The great King Leo
Hailed as the finest actor of his generation and a philanthropist to boot, Leonardo DiCaprio remains a restless and mysterious soul, as TIFFANY BAKKER discovers
HE may be the biggest movie star on the planet, but Leonardo DiCaprio has achieved the near impossible in this world of instant gratification – he has remained something of an enigma.
We know tidbits, of course: that he’s often considered “the finest actor of his generation” ( this time around via his most recent costar Carey Mulligan); that he is a passionate advocate for environmental causes and animal rights ( he’s “sick” of the human race “treating the Earth like a gas station”); and he has a penchant for models ( his former paramours have reportedly included Gisele Bundchen, Kate Moss, Bar Refaeli and Erin Heatherton).
But this is not all of him, despite the fact he’s spent much of his life in the public eye ( he first came to our attention as the cheeky neighbour in the saccharine ’ 80s sitcom Growing Pains).
Now 38 (“I have two years until I hit 40,” he smiles, “and I’m holding on to them”), he has lost some of that delicate beauty that seemed to plague him, although the translucent blue eyes that made many a teenage girl swoon are as potent as ever.
When we meet at New York’s opulent Plaza hotel, DiCaprio puffs incessantly on an electric cigarette. He started smoking as a teenager and he wants to quit – “I don’t know if it’s working yet,” he says.
What is working is his career.

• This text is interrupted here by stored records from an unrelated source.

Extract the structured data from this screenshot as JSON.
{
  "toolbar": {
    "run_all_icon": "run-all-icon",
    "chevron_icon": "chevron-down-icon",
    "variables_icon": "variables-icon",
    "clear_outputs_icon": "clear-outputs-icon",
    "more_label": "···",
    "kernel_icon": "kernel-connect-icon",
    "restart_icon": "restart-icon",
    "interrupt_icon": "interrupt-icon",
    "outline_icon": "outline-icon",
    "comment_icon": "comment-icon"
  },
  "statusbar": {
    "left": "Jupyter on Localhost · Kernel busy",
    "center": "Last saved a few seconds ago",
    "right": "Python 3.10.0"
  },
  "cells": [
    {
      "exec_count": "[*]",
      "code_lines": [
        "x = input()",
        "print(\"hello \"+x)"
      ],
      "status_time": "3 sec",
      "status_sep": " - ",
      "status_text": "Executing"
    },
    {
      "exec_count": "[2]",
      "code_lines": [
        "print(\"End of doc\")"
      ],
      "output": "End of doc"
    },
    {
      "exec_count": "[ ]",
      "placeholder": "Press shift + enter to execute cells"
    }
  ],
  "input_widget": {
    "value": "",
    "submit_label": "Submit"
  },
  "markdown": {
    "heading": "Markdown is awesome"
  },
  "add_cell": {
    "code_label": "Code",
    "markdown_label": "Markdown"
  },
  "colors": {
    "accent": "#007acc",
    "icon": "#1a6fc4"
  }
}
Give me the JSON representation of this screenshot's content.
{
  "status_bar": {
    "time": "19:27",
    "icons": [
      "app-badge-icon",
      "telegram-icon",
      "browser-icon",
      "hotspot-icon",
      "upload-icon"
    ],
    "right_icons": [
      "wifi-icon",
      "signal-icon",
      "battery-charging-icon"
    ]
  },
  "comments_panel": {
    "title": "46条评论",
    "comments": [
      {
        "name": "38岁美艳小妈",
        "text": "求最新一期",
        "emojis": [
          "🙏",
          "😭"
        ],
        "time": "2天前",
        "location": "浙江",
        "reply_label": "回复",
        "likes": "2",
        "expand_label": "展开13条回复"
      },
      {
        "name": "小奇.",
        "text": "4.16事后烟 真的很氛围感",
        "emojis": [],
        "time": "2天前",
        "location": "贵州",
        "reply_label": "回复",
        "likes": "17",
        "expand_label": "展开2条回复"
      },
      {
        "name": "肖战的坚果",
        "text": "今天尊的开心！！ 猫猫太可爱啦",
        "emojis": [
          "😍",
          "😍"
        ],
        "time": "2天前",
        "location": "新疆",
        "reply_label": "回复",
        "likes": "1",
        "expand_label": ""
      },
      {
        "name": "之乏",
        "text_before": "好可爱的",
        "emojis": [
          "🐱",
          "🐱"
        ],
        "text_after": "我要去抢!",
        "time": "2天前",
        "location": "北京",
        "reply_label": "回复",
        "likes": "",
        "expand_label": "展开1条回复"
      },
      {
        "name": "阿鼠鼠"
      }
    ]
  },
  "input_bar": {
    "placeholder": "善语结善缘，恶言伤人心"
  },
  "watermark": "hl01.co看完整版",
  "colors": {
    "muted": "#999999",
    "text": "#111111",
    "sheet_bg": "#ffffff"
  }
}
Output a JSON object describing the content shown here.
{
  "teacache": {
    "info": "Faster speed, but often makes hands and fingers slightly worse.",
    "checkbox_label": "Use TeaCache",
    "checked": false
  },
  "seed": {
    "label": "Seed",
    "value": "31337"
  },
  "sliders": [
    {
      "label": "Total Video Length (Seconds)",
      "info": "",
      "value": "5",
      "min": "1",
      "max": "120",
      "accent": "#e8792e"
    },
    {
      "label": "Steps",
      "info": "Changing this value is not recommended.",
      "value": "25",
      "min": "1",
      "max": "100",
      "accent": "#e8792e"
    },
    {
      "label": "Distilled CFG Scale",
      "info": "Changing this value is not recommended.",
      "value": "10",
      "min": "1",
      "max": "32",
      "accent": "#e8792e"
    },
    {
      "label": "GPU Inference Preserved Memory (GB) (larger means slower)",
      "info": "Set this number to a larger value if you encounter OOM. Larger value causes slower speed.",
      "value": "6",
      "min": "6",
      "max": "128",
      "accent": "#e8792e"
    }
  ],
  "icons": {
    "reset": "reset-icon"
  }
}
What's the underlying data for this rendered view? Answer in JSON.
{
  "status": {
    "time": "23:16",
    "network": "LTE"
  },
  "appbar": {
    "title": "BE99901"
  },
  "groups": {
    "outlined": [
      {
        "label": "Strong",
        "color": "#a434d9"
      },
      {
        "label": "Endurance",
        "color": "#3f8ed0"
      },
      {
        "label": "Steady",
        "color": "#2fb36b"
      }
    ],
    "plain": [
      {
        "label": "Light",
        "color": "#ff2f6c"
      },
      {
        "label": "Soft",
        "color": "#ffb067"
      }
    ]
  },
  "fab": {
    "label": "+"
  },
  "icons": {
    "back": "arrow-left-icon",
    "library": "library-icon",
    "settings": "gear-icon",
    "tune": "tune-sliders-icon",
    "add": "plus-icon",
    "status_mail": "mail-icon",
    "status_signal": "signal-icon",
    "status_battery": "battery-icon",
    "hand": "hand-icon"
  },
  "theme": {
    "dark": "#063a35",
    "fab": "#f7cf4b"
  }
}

If you take a
glance at his impressive filmography, you are reminded just how good he’s been over such a sustained period ( think Django Unchained, What’s Eating Gilbert Grape, The Departed, The Aviator, Gangs Of New York and Inception, among many others), while somehow avoiding the franchises, the pirates and the superheroes.
Now, he’s taken on perhaps the most famous character in American literary history, starring as Jay Gatsby in Baz Luhrmann’s lavish The Great Gatsby.
DiCaprio first read F. Scott Fitzgerald’s classic when he was 15, but he didn’t really connect to the story until he re- visited the novel as an adult after Luhrmann sent him a first- edition print.
“I had a completely different outlook as an adult,” he says. “It became less of a love story and more about this obsessed man who had to erase the past. He’s a delusional character in a lot of ways.”
DiCaprio says he had many reservations about taking on such an iconic American role.
“The truth is, it is a very risky undertaking. Everyone’s got their version of The Great
Gatsby. I can’t tell you how many people have come up to me and said that this is their favourite book of all time. There are not many projects that you’re a part of where people have an expectation going into the cinema. I had a great deal of scepticism going in.”
Eventually, he was swayed by two factors. One was becoming re- fascinated by Gatsby as a character and the second was the involvement of Luhrmann and long- time buddy, Tobey Maguire ( who he met when they both started acting at 13), who plays Nick Carraway.
“They’re both people who I’ve known for over 20 years and who are trusted collaborators. We could always be honest with each other,” DiCaprio says.
He adds that the trio made a pact that “no matter what we do cinematically, we’re going to try to remain as true as we can to the novel and capture the essence of what made this book so great”.
Despite his heartthrob status DiCaprio has spent much of his career railing against this public image.
Post- Titanic, he shied away from romantic leading- man roles, moving instead into being Martin Scorsese’s post- Robert DeNiro muse.
“People have asked me whether I’ve avoided romance or love stories, and I have to say, no, not at all,” he says. “The only pre- requisite or criteria that I have for doing anything is: Is there enough there to do?
“Otherwise, I become bored as an actor. I just can’t imagine being on a set where you hate what you’re doing. That’s a nightmare to me.”
Now showing at the Village and State cinemas